Plenty of No. 28 purple jerseys showed up for Sunday's Minnesota Vikings home opener. None were worn by the face of the franchise.
Adrian Peterson did not accompany the team to the stadium for the game against New England, keeping his distance after the Vikings deactivated him because of charges that he beat his 4-year-old son with a tree branch.
Peterson, a popular former NFL MVP, was indicted on Friday and flew to Houston early Saturday morning to turn himself in. He was booked and released and returned to Minnesota. Peterson was deactivated and has not been suspended, meaning he was eligible to come to the game and watch from the sideline.
But the controversy swirling his arrest would have made Peterson's presence at the game a considerable distraction. He is accused of repeatedly striking the boy, and Peterson has acknowledged to authorities that he did so as a means of discipline.
Peterson's lawyer issued a statement on Friday that said Peterson was using the same type of discipline he received as a child and did not intend to harm the boy.
The arrest rocked a league that has already been under heavy criticism for the way it handled former Baltimore Ravens running back Ray Rice's assault of his then-fiancee in an Atlantic City elevator and cast Peterson's future with the team into question.
Before you keep reading ...
MPR News is made by Members. Gifts from individuals fuel the programs that you and your neighbors rely on. Donate today to power news, analysis, and community conversations for all.
No initial court date has been set and it remained unclear how the Vikings will handle the situation beyond this week. General manager Rick Spielman is expected to address the team's plans early this week after the team has gathered more information on the matter.
In 2011, the Vikings suspended cornerback Chris Cook with pay after he was arrested for allegedly assaulting his girlfriend and barred him from all team activities while his trial played out.

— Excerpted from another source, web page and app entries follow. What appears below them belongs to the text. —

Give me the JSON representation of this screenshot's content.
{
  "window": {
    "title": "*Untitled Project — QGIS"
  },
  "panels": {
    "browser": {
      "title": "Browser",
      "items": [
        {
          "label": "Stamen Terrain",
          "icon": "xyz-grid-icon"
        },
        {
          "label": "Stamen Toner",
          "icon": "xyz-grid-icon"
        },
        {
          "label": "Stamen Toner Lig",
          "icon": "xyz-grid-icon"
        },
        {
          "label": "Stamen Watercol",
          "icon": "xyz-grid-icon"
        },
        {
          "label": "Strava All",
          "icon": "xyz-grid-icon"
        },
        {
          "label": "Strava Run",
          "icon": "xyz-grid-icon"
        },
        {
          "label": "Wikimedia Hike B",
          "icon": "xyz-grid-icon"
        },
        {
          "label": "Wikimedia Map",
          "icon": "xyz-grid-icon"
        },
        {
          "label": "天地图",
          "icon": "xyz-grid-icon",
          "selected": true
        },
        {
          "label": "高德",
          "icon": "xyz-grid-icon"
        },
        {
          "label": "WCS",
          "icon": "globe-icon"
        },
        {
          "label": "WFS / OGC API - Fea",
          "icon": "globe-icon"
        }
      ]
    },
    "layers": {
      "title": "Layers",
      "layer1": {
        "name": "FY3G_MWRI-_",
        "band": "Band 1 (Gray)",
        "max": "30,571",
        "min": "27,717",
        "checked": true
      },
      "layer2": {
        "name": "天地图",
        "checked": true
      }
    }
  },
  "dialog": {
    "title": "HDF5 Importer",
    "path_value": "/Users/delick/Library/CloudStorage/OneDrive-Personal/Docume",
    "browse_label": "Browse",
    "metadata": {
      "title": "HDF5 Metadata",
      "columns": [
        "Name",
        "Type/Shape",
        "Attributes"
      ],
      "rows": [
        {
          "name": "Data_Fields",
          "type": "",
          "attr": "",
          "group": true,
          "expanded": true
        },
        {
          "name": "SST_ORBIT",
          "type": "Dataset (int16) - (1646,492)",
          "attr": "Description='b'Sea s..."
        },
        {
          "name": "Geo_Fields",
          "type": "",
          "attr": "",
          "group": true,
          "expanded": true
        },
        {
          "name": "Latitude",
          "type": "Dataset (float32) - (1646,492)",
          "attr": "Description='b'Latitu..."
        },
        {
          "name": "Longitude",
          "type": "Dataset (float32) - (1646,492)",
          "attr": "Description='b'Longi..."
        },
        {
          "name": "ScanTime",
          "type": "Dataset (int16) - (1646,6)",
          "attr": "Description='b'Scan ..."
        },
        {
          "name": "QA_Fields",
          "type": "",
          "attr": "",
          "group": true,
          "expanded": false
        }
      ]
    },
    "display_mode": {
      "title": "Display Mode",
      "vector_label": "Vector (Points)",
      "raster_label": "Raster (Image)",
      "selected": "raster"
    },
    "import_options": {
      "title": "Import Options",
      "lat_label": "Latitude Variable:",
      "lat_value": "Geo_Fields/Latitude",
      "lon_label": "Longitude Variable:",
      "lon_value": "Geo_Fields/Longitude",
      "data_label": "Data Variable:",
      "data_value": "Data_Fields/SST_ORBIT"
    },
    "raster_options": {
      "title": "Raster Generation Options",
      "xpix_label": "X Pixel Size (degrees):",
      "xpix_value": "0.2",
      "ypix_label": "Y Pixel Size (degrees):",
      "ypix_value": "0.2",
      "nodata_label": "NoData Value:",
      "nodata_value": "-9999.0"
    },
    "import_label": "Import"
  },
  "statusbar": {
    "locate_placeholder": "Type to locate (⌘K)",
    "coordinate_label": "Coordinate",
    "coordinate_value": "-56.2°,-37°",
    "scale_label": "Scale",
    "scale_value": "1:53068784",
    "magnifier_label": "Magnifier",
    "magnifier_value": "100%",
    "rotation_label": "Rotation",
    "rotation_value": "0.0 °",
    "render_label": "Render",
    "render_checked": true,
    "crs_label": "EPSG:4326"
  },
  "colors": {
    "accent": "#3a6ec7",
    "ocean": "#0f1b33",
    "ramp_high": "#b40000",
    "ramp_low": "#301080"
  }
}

Cook wound up missing 10 games and was eventually acquitted at trial. He never faced discipline from the NFL.
The NFL is looking into Peterson's case as well, and if convicted he could face a minimum six-game suspension under the league's new tougher domestic abuse policy that was implemented after Commissioner Roger Goodell initially suspended Rice for just two games. After a video of Rice punching Janay Palmer in the face surfaced last week, he was cut by the Ravens and Goodell issued a new indefinite suspension.
Two days after the Rice furor reached a fever pitch, Peterson was indicted, putting one of the league's brightest stars at the center of some ugly allegations.
Vikings officials met on Friday afternoon to discuss their approach and ultimately decided to deactivate Peterson to give them some time to assess the situation. While the Ravens were criticized for standing behind Rice and the Carolina Panthers and San Francisco 49ers both had been allowing players accused of domestic abuse to continue playing while the legal process played out.
After the Vikings deactivated Peterson, the Panthers reversed course and did the same with defensive lineman Greg Hardy, who is appealing a conviction for assault and communicating threats.
Peterson's arrest cast a pall over what is typically a festive atmosphere for the first home game of the season. He has been beloved by fans ever since he was drafted in 2007. After knee surgery in December 2011, he returned just nine months later and won the 2012 MVP award.
Many fans showed up to TCF Bank Stadium -- the Vikings' temporary home for the next two seasons while a new stadium is being built -- still wearing Peterson's jersey on their backs.
But they weren't all necessarily shows of support. One woman was photographed wearing a purple Peterson jersey and carrying a tree branch in her hand.